◆ **EXERCISE DATA**
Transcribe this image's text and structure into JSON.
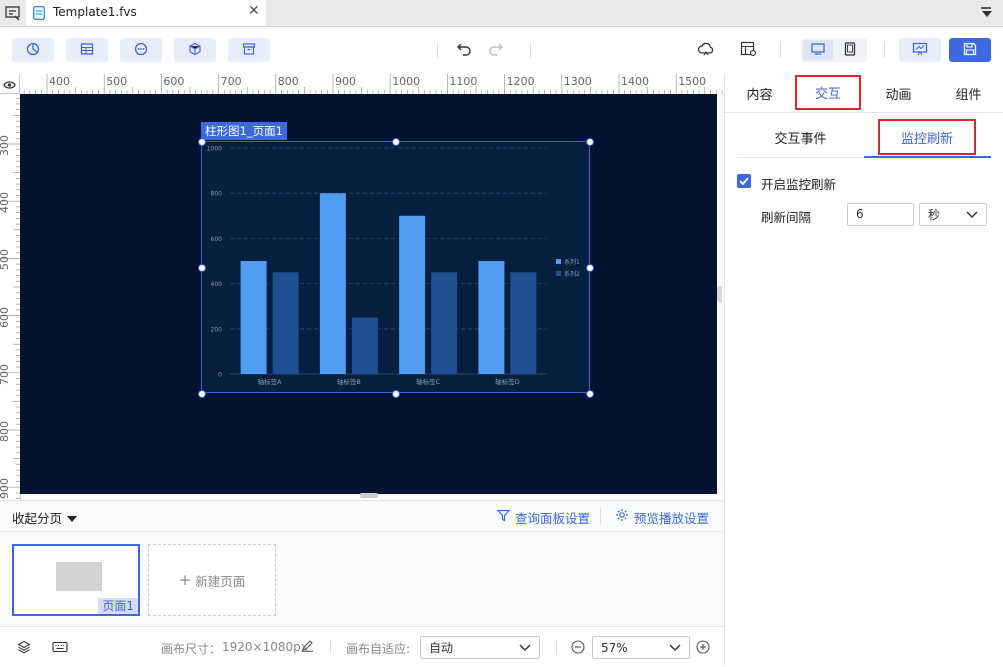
{
  "tab": {
    "file_name": "Template1.fvs"
  },
  "toolbar": {
    "left_icons": [
      "pie-chart-icon",
      "table-icon",
      "more-circle-icon",
      "cube-icon",
      "archive-icon"
    ],
    "right_icons": [
      "cloud-icon",
      "grid-settings-icon",
      "desktop-icon",
      "tablet-icon",
      "presentation-icon",
      "save-icon"
    ]
  },
  "ruler": {
    "top_labels": [
      "400",
      "500",
      "600",
      "700",
      "800",
      "900",
      "1000",
      "1100",
      "1200",
      "1300",
      "1400",
      "1500"
    ],
    "left_labels": [
      "300",
      "400",
      "500",
      "600",
      "700",
      "800",
      "900"
    ]
  },
  "chart": {
    "tag": "柱形图1_页面1",
    "legend": [
      "系列1",
      "系列2"
    ]
  },
  "chart_data": {
    "type": "bar",
    "categories": [
      "轴标签A",
      "轴标签B",
      "轴标签C",
      "轴标签D"
    ],
    "series": [
      {
        "name": "系列1",
        "values": [
          500,
          800,
          700,
          500
        ],
        "color": "#4f9cf0"
      },
      {
        "name": "系列2",
        "values": [
          450,
          250,
          450,
          450
        ],
        "color": "#1e4f92"
      }
    ],
    "yticks": [
      0,
      200,
      400,
      600,
      800,
      1000
    ],
    "ylim": [
      0,
      1000
    ],
    "grid": true,
    "legend_position": "right"
  },
  "panel": {
    "tabs": [
      "内容",
      "交互",
      "动画",
      "组件"
    ],
    "active_tab": "交互",
    "subtabs": [
      "交互事件",
      "监控刷新"
    ],
    "active_subtab": "监控刷新",
    "enable_label": "开启监控刷新",
    "enable_checked": true,
    "interval_label": "刷新间隔",
    "interval_value": "6",
    "interval_unit": "秒",
    "accent_color": "#3d69e0",
    "highlight_color": "#e0262b"
  },
  "pages": {
    "collapse_label": "收起分页",
    "query_panel_label": "查询面板设置",
    "preview_label": "预览播放设置",
    "page1_label": "页面1",
    "new_page_label": "新建页面"
  },
  "status": {
    "canvas_size_label": "画布尺寸：",
    "canvas_size_value": "1920×1080px",
    "fit_label": "画布自适应:",
    "fit_value": "自动",
    "zoom_value": "57%"
  }
}
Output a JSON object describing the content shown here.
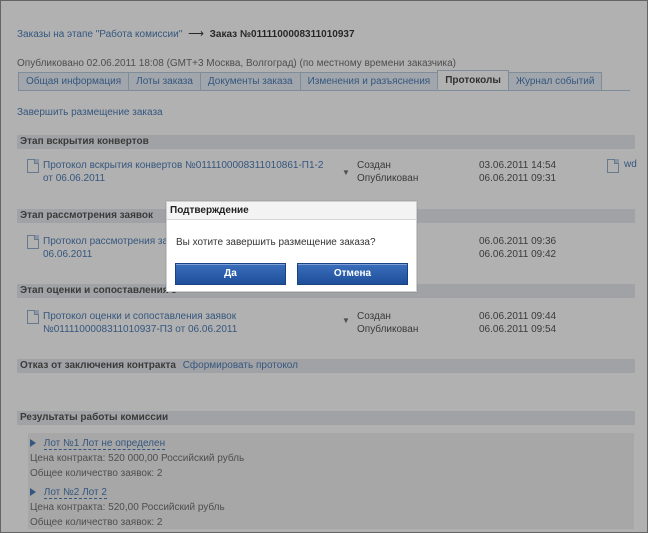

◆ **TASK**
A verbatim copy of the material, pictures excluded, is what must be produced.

◆ **ANSWER**
Transcribe this image's text and structure into JSON.
{
  "tab": {
    "file_name": "Template1.fvs"
  },
  "toolbar": {
    "left_icons": [
      "pie-chart-icon",
      "table-icon",
      "more-circle-icon",
      "cube-icon",
      "archive-icon"
    ],
    "right_icons": [
      "cloud-icon",
      "grid-settings-icon",
      "desktop-icon",
      "tablet-icon",
      "presentation-icon",
      "save-icon"
    ]
  },
  "ruler": {
    "top_labels": [
      "400",
      "500",
      "600",
      "700",
      "800",
      "900",
      "1000",
      "1100",
      "1200",
      "1300",
      "1400",
      "1500"
    ],
    "left_labels": [
      "300",
      "400",
      "500",
      "600",
      "700",
      "800",
      "900"
    ]
  },
  "chart": {
    "tag": "柱形图1_页面1",
    "legend": [
      "系列1",
      "系列2"
    ]
  },
  "chart_data": {
    "type": "bar",
    "categories": [
      "轴标签A",
      "轴标签B",
      "轴标签C",
      "轴标签D"
    ],
    "series": [
      {
        "name": "系列1",
        "values": [
          500,
          800,
          700,
          500
        ],
        "color": "#4f9cf0"
      },
      {
        "name": "系列2",
        "values": [
          450,
          250,
          450,
          450
        ],
        "color": "#1e4f92"
      }
    ],
    "yticks": [
      0,
      200,
      400,
      600,
      800,
      1000
    ],
    "ylim": [
      0,
      1000
    ],
    "grid": true,
    "legend_position": "right"
  },
  "panel": {
    "tabs": [
      "内容",
      "交互",
      "动画",
      "组件"
    ],
    "active_tab": "交互",
    "subtabs": [
      "交互事件",
      "监控刷新"
    ],
    "active_subtab": "监控刷新",
    "enable_label": "开启监控刷新",
    "enable_checked": true,
    "interval_label": "刷新间隔",
    "interval_value": "6",
    "interval_unit": "秒",
    "accent_color": "#3d69e0",
    "highlight_color": "#e0262b"
  },
  "pages": {
    "collapse_label": "收起分页",
    "query_panel_label": "查询面板设置",
    "preview_label": "预览播放设置",
    "page1_label": "页面1",
    "new_page_label": "新建页面"
  },
  "status": {
    "canvas_size_label": "画布尺寸：",
    "canvas_size_value": "1920×1080px",
    "fit_label": "画布自适应:",
    "fit_value": "自动",
    "zoom_value": "57%"
  }
}
Output a JSON object describing the content shown here.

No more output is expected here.